You only have to spend a little bit of time in other lands to gain perspective on the U.S. virtue of heady expectation. There are plenty of countries where the populace really does sit around and wait for the next bad thing to happen.
That brings us to tonight’s match at DSG Park in Commerce City. U.S. backs against the wall? Yeah, I’d say we are there.
Feeling the weight of it all, the pressure to get the job done tonight against Costa Rica amid the team’s first real test of locker room accord since the days of Steve Sampson, John Harkes, Eric Wynalda, etc.? That seems reasonable as an assessment.
So I wonder if a little bit of creeping self-doubt isn’t a good thing? I wonder if the players don’t rally a little bit around the unrest?
I chatted yesterday with Ian Darke, who will call tonight’s game for ESPN (10 p.m. ET). We agreed that Brian Straus’ Sporting News piece – the best piece of American soccer reporting in a long, long time, in my opinion – might just be a good thing for Jurgen Klinsmann’s team.
Straus certainly didn’t make any of that stuff up; players were saying it.
Well, you want that stuff in the open, ready to be mopped up and dealt with. Better that than whispered around certain corners of the locker room, like so much toxic sludge, slowly rotting the floors, so to speak.
It may have made some people mad (like Michael Bradley – and good for him for adding a counter-balance and saying things that needed to be said.) And perhaps Klinsmann will understand that some of his communication methods may need a re-think.
In the end, the team might just be better for it. We’ll know more in a little while.
I say it will help. I say the U.S. back line will get lots of protection and will dig in accordingly, stubbornly rather than nervously. The fullbacks will be aggressive in moving forward, but not wildly so.

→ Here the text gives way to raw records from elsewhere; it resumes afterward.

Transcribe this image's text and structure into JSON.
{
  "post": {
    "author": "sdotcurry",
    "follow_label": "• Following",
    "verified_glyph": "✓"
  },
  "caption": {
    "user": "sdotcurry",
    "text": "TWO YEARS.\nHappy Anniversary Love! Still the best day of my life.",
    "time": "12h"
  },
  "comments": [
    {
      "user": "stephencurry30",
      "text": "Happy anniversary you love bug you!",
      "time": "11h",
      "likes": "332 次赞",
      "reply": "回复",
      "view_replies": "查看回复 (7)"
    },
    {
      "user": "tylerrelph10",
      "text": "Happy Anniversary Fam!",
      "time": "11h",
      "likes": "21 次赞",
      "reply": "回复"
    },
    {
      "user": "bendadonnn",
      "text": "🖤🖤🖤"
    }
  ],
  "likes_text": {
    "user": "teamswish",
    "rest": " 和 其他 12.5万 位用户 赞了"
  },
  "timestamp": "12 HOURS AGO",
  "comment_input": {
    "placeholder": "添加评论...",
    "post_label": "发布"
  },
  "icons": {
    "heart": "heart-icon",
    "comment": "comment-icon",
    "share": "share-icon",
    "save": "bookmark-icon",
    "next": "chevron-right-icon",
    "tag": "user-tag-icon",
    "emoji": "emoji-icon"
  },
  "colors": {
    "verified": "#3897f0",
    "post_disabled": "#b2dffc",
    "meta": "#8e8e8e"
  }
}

Michael Bradley will be cautious, also endeavoring to protect a weakened defense.
The United States will find a goal … but perhaps not multiple goals.
I’m calling a 1-0 U.S. win.
- Jose Mourinho, once again, wins tactical battle against Arsene Wenger 2
- Three things we learned from Arsenal vs. Chelsea 7
- Arsenal 0-0 Chelsea: Organized Blues defending effectively ends title race 0
- Who were the biggest snubs in PFA’s Premier League Team of the Season selections? 4
- PFA Team of the Year announced: 6 Blues lead the way 0
- VIDEO: Premier League Sunday preview – Arsenal vs. Chelsea, Everton vs. Manchester United 0